* Information supplied:
- Opening Delimiter -
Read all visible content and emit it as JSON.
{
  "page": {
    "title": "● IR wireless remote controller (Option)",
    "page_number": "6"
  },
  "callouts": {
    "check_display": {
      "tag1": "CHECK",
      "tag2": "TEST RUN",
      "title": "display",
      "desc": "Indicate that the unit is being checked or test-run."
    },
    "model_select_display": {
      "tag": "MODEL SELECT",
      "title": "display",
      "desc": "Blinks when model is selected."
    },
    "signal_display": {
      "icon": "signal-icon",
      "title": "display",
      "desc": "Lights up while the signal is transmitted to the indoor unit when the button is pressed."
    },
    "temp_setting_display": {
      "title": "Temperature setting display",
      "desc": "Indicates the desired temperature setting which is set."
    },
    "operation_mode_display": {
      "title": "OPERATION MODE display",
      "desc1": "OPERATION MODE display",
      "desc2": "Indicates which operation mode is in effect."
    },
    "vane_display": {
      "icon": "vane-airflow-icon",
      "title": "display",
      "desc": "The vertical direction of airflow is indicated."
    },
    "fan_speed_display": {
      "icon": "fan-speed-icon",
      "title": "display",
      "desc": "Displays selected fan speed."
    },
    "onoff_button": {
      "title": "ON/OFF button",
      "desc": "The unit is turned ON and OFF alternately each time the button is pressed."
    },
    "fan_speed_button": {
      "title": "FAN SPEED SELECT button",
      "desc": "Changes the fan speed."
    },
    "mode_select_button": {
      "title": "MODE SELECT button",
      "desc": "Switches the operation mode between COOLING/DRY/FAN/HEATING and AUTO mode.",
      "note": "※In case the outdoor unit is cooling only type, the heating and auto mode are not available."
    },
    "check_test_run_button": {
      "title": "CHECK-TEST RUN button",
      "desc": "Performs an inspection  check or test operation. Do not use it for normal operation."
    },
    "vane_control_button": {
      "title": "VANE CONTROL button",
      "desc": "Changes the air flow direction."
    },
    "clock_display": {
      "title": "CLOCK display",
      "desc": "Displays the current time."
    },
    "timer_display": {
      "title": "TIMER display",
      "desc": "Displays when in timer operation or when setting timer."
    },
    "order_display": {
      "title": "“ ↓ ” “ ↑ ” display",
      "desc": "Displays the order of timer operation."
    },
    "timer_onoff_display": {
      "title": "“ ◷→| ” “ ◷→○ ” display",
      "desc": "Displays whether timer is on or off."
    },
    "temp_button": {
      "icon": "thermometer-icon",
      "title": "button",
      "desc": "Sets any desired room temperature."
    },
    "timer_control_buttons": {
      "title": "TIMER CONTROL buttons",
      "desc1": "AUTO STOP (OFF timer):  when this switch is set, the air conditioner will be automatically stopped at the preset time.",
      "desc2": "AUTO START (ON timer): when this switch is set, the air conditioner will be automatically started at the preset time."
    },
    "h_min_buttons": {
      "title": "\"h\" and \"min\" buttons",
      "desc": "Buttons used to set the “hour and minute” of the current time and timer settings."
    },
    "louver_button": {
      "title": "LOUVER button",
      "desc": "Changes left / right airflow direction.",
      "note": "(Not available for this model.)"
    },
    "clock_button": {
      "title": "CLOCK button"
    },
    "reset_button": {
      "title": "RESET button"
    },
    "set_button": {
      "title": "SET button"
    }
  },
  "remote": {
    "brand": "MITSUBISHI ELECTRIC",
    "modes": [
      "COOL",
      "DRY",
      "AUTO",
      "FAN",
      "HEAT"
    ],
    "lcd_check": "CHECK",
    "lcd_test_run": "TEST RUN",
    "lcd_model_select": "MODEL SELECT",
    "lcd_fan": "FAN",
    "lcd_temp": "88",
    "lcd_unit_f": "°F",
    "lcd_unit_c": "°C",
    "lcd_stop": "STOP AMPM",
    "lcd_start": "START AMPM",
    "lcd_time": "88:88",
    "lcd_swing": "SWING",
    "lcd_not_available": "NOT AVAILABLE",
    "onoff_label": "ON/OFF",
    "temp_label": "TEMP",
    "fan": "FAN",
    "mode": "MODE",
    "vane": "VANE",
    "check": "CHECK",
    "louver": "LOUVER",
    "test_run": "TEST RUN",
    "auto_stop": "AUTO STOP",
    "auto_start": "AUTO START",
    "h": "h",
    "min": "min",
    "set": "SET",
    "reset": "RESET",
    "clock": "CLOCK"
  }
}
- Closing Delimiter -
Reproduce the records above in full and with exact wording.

* Response for this exercise:
Read all visible content and emit it as JSON.
{
  "page": {
    "title": "● IR wireless remote controller (Option)",
    "page_number": "6"
  },
  "callouts": {
    "check_display": {
      "tag1": "CHECK",
      "tag2": "TEST RUN",
      "title": "display",
      "desc": "Indicate that the unit is being checked or test-run."
    },
    "model_select_display": {
      "tag": "MODEL SELECT",
      "title": "display",
      "desc": "Blinks when model is selected."
    },
    "signal_display": {
      "icon": "signal-icon",
      "title": "display",
      "desc": "Lights up while the signal is transmitted to the indoor unit when the button is pressed."
    },
    "temp_setting_display": {
      "title": "Temperature setting display",
      "desc": "Indicates the desired temperature setting which is set."
    },
    "operation_mode_display": {
      "title": "OPERATION MODE display",
      "desc1": "OPERATION MODE display",
      "desc2": "Indicates which operation mode is in effect."
    },
    "vane_display": {
      "icon": "vane-airflow-icon",
      "title": "display",
      "desc": "The vertical direction of airflow is indicated."
    },
    "fan_speed_display": {
      "icon": "fan-speed-icon",
      "title": "display",
      "desc": "Displays selected fan speed."
    },
    "onoff_button": {
      "title": "ON/OFF button",
      "desc": "The unit is turned ON and OFF alternately each time the button is pressed."
    },
    "fan_speed_button": {
      "title": "FAN SPEED SELECT button",
      "desc": "Changes the fan speed."
    },
    "mode_select_button": {
      "title": "MODE SELECT button",
      "desc": "Switches the operation mode between COOLING/DRY/FAN/HEATING and AUTO mode.",
      "note": "※In case the outdoor unit is cooling only type, the heating and auto mode are not available."
    },
    "check_test_run_button": {
      "title": "CHECK-TEST RUN button",
      "desc": "Performs an inspection  check or test operation. Do not use it for normal operation."
    },
    "vane_control_button": {
      "title": "VANE CONTROL button",
      "desc": "Changes the air flow direction."
    },
    "clock_display": {
      "title": "CLOCK display",
      "desc": "Displays the current time."
    },
    "timer_display": {
      "title": "TIMER display",
      "desc": "Displays when in timer operation or when setting timer."
    },
    "order_display": {
      "title": "“ ↓ ” “ ↑ ” display",
      "desc": "Displays the order of timer operation."
    },
    "timer_onoff_display": {
      "title": "“ ◷→| ” “ ◷→○ ” display",
      "desc": "Displays whether timer is on or off."
    },
    "temp_button": {
      "icon": "thermometer-icon",
      "title": "button",
      "desc": "Sets any desired room temperature."
    },
    "timer_control_buttons": {
      "title": "TIMER CONTROL buttons",
      "desc1": "AUTO STOP (OFF timer):  when this switch is set, the air conditioner will be automatically stopped at the preset time.",
      "desc2": "AUTO START (ON timer): when this switch is set, the air conditioner will be automatically started at the preset time."
    },
    "h_min_buttons": {
      "title": "\"h\" and \"min\" buttons",
      "desc": "Buttons used to set the “hour and minute” of the current time and timer settings."
    },
    "louver_button": {
      "title": "LOUVER button",
      "desc": "Changes left / right airflow direction.",
      "note": "(Not available for this model.)"
    },
    "clock_button": {
      "title": "CLOCK button"
    },
    "reset_button": {
      "title": "RESET button"
    },
    "set_button": {
      "title": "SET button"
    }
  },
  "remote": {
    "brand": "MITSUBISHI ELECTRIC",
    "modes": [
      "COOL",
      "DRY",
      "AUTO",
      "FAN",
      "HEAT"
    ],
    "lcd_check": "CHECK",
    "lcd_test_run": "TEST RUN",
    "lcd_model_select": "MODEL SELECT",
    "lcd_fan": "FAN",
    "lcd_temp": "88",
    "lcd_unit_f": "°F",
    "lcd_unit_c": "°C",
    "lcd_stop": "STOP AMPM",
    "lcd_start": "START AMPM",
    "lcd_time": "88:88",
    "lcd_swing": "SWING",
    "lcd_not_available": "NOT AVAILABLE",
    "onoff_label": "ON/OFF",
    "temp_label": "TEMP",
    "fan": "FAN",
    "mode": "MODE",
    "vane": "VANE",
    "check": "CHECK",
    "louver": "LOUVER",
    "test_run": "TEST RUN",
    "auto_stop": "AUTO STOP",
    "auto_start": "AUTO START",
    "h": "h",
    "min": "min",
    "set": "SET",
    "reset": "RESET",
    "clock": "CLOCK"
  }
}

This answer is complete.